He added: “We’ve got to challenge China and they are definitely a strategic competitor in essential areas, and we’ve got to hold them to account on human rights — but there are areas where it’s important to cooperate.”
Asked whether this meant Labour would declare China’s actions genocide if it entered government, Lammy said “yes.” He later clarified: “We would act multilaterally with our partners. Parliament took a decision about genocide, the international community is very concerned about genocide.”
Responding to Lammy’s comments, Rahima Mahmut of the World Uyghur Congress said: “This is very encouraging news. While many on the Conservative benches courageously spoke up for the Uyghur people, there has been very little action from successive governments. Meanwhile our people have endured a horrific genocide, and nothing concrete has been done for us — they haven’t even given the crimes of the Chinese government their proper name. Having a promise that a Labour government would not forsake us for trade advantage gives us hope.”
Lammy’s Labour colleague Stephen Kinnock, then the shadow minister for Asia, said in the Commons in April 2021 that the government should introduce a General Assembly resolution at the U.N. “requesting an advisory opinion from the International Court of Justice on the question of genocide.”

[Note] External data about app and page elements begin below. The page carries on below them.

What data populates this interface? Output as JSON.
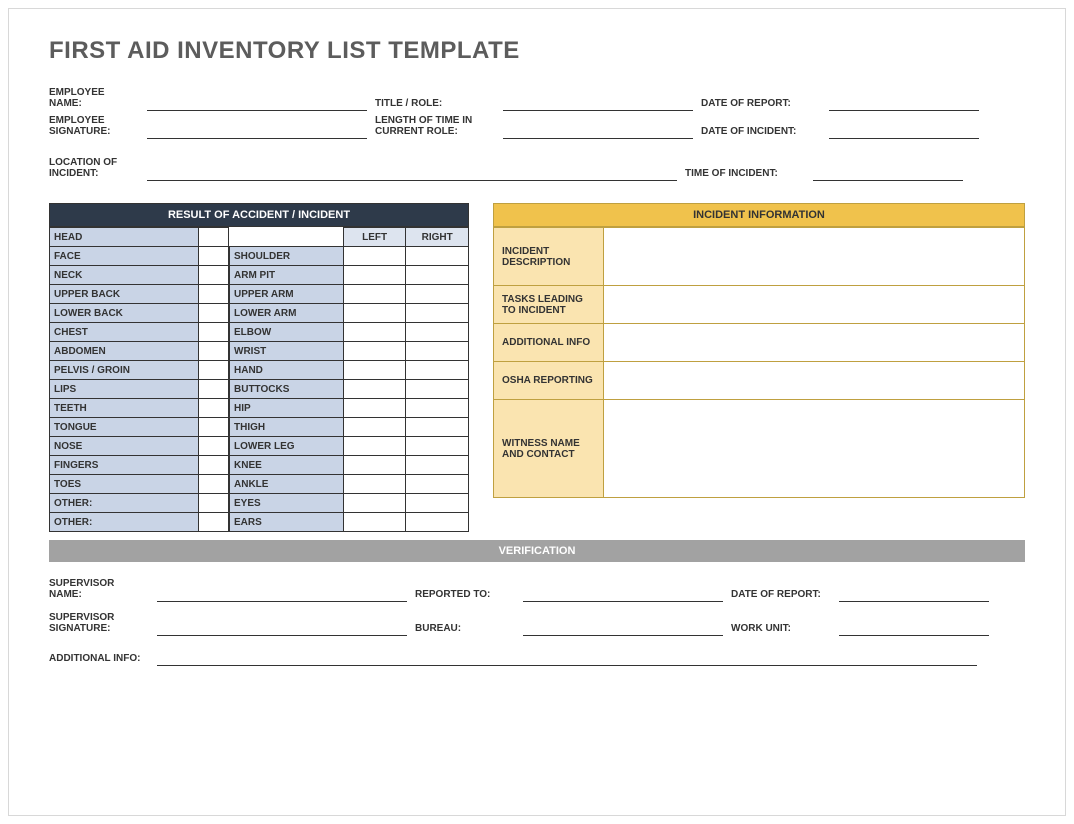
{
  "title": "FIRST AID INVENTORY LIST TEMPLATE",
  "employee": {
    "name_label": "EMPLOYEE NAME:",
    "title_label": "TITLE / ROLE:",
    "date_report_label": "DATE OF REPORT:",
    "signature_label": "EMPLOYEE SIGNATURE:",
    "length_label": "LENGTH OF TIME IN CURRENT ROLE:",
    "date_incident_label": "DATE OF INCIDENT:",
    "location_label": "LOCATION OF INCIDENT:",
    "time_label": "TIME OF INCIDENT:"
  },
  "result": {
    "header": "RESULT OF ACCIDENT / INCIDENT",
    "left_header": "LEFT",
    "right_header": "RIGHT",
    "body_parts_a": [
      "HEAD",
      "FACE",
      "NECK",
      "UPPER BACK",
      "LOWER BACK",
      "CHEST",
      "ABDOMEN",
      "PELVIS / GROIN",
      "LIPS",
      "TEETH",
      "TONGUE",
      "NOSE",
      "FINGERS",
      "TOES",
      "OTHER:",
      "OTHER:"
    ],
    "body_parts_b": [
      "SHOULDER",
      "ARM PIT",
      "UPPER ARM",
      "LOWER ARM",
      "ELBOW",
      "WRIST",
      "HAND",
      "BUTTOCKS",
      "HIP",
      "THIGH",
      "LOWER LEG",
      "KNEE",
      "ANKLE",
      "EYES",
      "EARS"
    ]
  },
  "incident": {
    "header": "INCIDENT INFORMATION",
    "rows": [
      {
        "label": "INCIDENT DESCRIPTION",
        "cls": "h58"
      },
      {
        "label": "TASKS LEADING TO INCIDENT",
        "cls": "h38"
      },
      {
        "label": "ADDITIONAL INFO",
        "cls": "h38"
      },
      {
        "label": "OSHA REPORTING",
        "cls": "h38"
      },
      {
        "label": "WITNESS NAME AND CONTACT",
        "cls": "h98"
      }
    ]
  },
  "verification": {
    "header": "VERIFICATION",
    "supervisor_name_label": "SUPERVISOR NAME:",
    "reported_to_label": "REPORTED TO:",
    "date_report_label": "DATE OF REPORT:",
    "supervisor_sig_label": "SUPERVISOR SIGNATURE:",
    "bureau_label": "BUREAU:",
    "work_unit_label": "WORK UNIT:",
    "additional_label": "ADDITIONAL INFO:"
  }
}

Kinnock added that the U.K. should “explore legal avenues via other international treaties and conventions, such as the convention against torture, to which China is a signatory.”

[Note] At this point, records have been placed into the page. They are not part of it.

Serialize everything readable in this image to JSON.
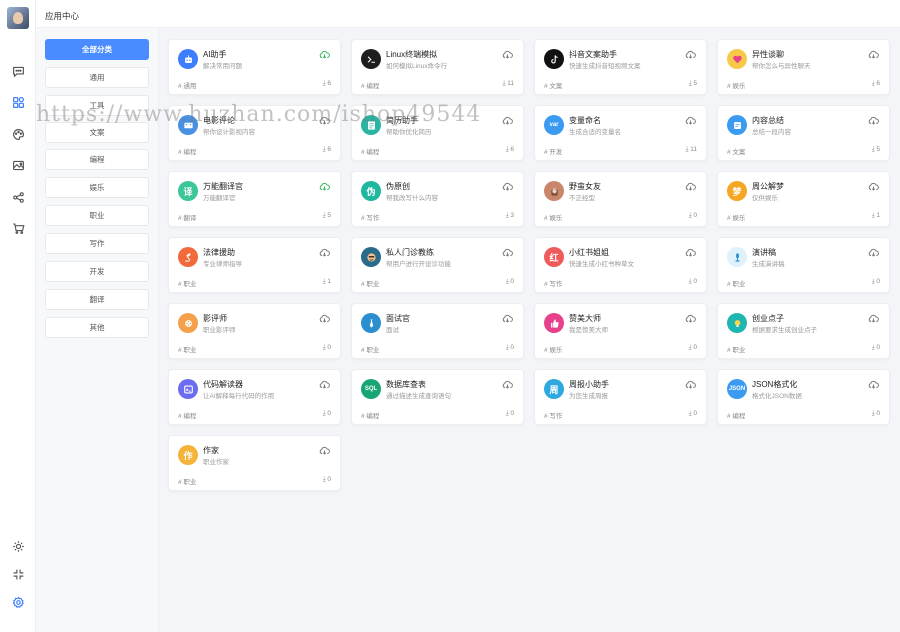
{
  "header": {
    "title": "应用中心"
  },
  "categories": [
    {
      "label": "全部分类",
      "active": true
    },
    {
      "label": "通用"
    },
    {
      "label": "工具"
    },
    {
      "label": "文案"
    },
    {
      "label": "编程"
    },
    {
      "label": "娱乐"
    },
    {
      "label": "职业"
    },
    {
      "label": "写作"
    },
    {
      "label": "开发"
    },
    {
      "label": "翻译"
    },
    {
      "label": "其他"
    }
  ],
  "rail_icons": [
    "chat-icon",
    "apps-icon",
    "palette-icon",
    "image-icon",
    "share-icon",
    "cart-icon",
    "sun-icon",
    "collapse-icon",
    "settings-icon"
  ],
  "cards": [
    {
      "title": "AI助手",
      "desc": "解决常用问题",
      "tag": "# 通用",
      "count": "6",
      "icon": "robot",
      "color": "#3d7eff",
      "cloud": "#35b55a"
    },
    {
      "title": "Linux终端模拟",
      "desc": "如何模拟Linux命令行",
      "tag": "# 编程",
      "count": "11",
      "icon": "terminal",
      "color": "#1e1e1e",
      "cloud": "#777"
    },
    {
      "title": "抖音文案助手",
      "desc": "快速生成抖音短视频文案",
      "tag": "# 文案",
      "count": "5",
      "icon": "tiktok",
      "color": "#111111",
      "cloud": "#777"
    },
    {
      "title": "异性谈聊",
      "desc": "帮你怎么与异性聊天",
      "tag": "# 娱乐",
      "count": "6",
      "icon": "heart",
      "color": "#f7c948",
      "cloud": "#777"
    },
    {
      "title": "电影评论",
      "desc": "帮你设计影视内容",
      "tag": "# 编程",
      "count": "6",
      "icon": "film",
      "color": "#4a90e2",
      "cloud": "#777"
    },
    {
      "title": "简历助手",
      "desc": "帮助你优化简历",
      "tag": "# 编程",
      "count": "6",
      "icon": "doc",
      "color": "#2bb3a3",
      "cloud": "#777"
    },
    {
      "title": "变量命名",
      "desc": "生成合适的变量名",
      "tag": "# 开发",
      "count": "11",
      "text": "var",
      "color": "#3a9bf0",
      "cloud": "#777"
    },
    {
      "title": "内容总结",
      "desc": "总结一段内容",
      "tag": "# 文案",
      "count": "5",
      "icon": "note",
      "color": "#3a9bf0",
      "cloud": "#777"
    },
    {
      "title": "万能翻译官",
      "desc": "万能翻译官",
      "tag": "# 翻译",
      "count": "5",
      "text": "译",
      "color": "#3cc79a",
      "cloud": "#35b55a"
    },
    {
      "title": "伪原创",
      "desc": "帮我改写什么内容",
      "tag": "# 写作",
      "count": "3",
      "text": "伪",
      "color": "#1fb7a0",
      "cloud": "#777"
    },
    {
      "title": "野蛮女友",
      "desc": "不正经型",
      "tag": "# 娱乐",
      "count": "0",
      "icon": "girl",
      "color": "#c9866b",
      "cloud": "#777"
    },
    {
      "title": "周公解梦",
      "desc": "仅供娱乐",
      "tag": "# 娱乐",
      "count": "1",
      "text": "梦",
      "color": "#f5a623",
      "cloud": "#777"
    },
    {
      "title": "法律援助",
      "desc": "专业律师指导",
      "tag": "# 职业",
      "count": "1",
      "icon": "gavel",
      "color": "#f06a3c",
      "cloud": "#777"
    },
    {
      "title": "私人门诊教练",
      "desc": "帮用户进行开设诊功能",
      "tag": "# 职业",
      "count": "0",
      "icon": "face",
      "color": "#2a6a8a",
      "cloud": "#777"
    },
    {
      "title": "小红书姐姐",
      "desc": "快速生成小红书种草文",
      "tag": "# 写作",
      "count": "0",
      "text": "红",
      "color": "#ef5b5b",
      "cloud": "#777"
    },
    {
      "title": "演讲稿",
      "desc": "生成演讲稿",
      "tag": "# 职业",
      "count": "0",
      "icon": "mic",
      "color": "#dff1fb",
      "cloud": "#777"
    },
    {
      "title": "影评师",
      "desc": "职业影评师",
      "tag": "# 职业",
      "count": "0",
      "icon": "reel",
      "color": "#f5a04a",
      "cloud": "#777"
    },
    {
      "title": "面试官",
      "desc": "面试",
      "tag": "# 职业",
      "count": "0",
      "icon": "tie",
      "color": "#2b8fcf",
      "cloud": "#777"
    },
    {
      "title": "赞美大师",
      "desc": "我是赞美大师",
      "tag": "# 娱乐",
      "count": "0",
      "icon": "thumb",
      "color": "#e8418c",
      "cloud": "#777"
    },
    {
      "title": "创业点子",
      "desc": "根据要求生成创业点子",
      "tag": "# 职业",
      "count": "0",
      "icon": "bulb",
      "color": "#1fb6b1",
      "cloud": "#777"
    },
    {
      "title": "代码解读器",
      "desc": "让AI解释每行代码的作用",
      "tag": "# 编程",
      "count": "0",
      "icon": "code",
      "color": "#6c6cf0",
      "cloud": "#777"
    },
    {
      "title": "数据库查表",
      "desc": "通过描述生成查询语句",
      "tag": "# 编程",
      "count": "0",
      "text": "SQL",
      "color": "#17a673",
      "cloud": "#777"
    },
    {
      "title": "周报小助手",
      "desc": "为您生成周报",
      "tag": "# 写作",
      "count": "0",
      "text": "周",
      "color": "#2fa8e0",
      "cloud": "#777"
    },
    {
      "title": "JSON格式化",
      "desc": "格式化JSON数据",
      "tag": "# 编程",
      "count": "0",
      "text": "JSON",
      "color": "#3a9bf0",
      "cloud": "#777"
    },
    {
      "title": "作家",
      "desc": "职业作家",
      "tag": "# 职业",
      "count": "0",
      "text": "作",
      "color": "#f5b33a",
      "cloud": "#777"
    }
  ],
  "watermark": "https://www.huzhan.com/ishop49544"
}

A Labour official said these were the steps that Lammy would take if he became foreign secretary.
Such a move would likely be met with fury from Beijing and put further strain on relations with London, jeopardizing trade between the two nations. China vehemently denies that its treatment of the Uyghurs constitutes genocide and has sanctioned seven U.K. lawmakers over what it calls “lies and disinformation” about the issue.
Labour said it was determined to carry on collaborating with China on trade, climate change and global health, mirroring the government’s current stance. U.K. trade with China was worth £103.5 billion last year.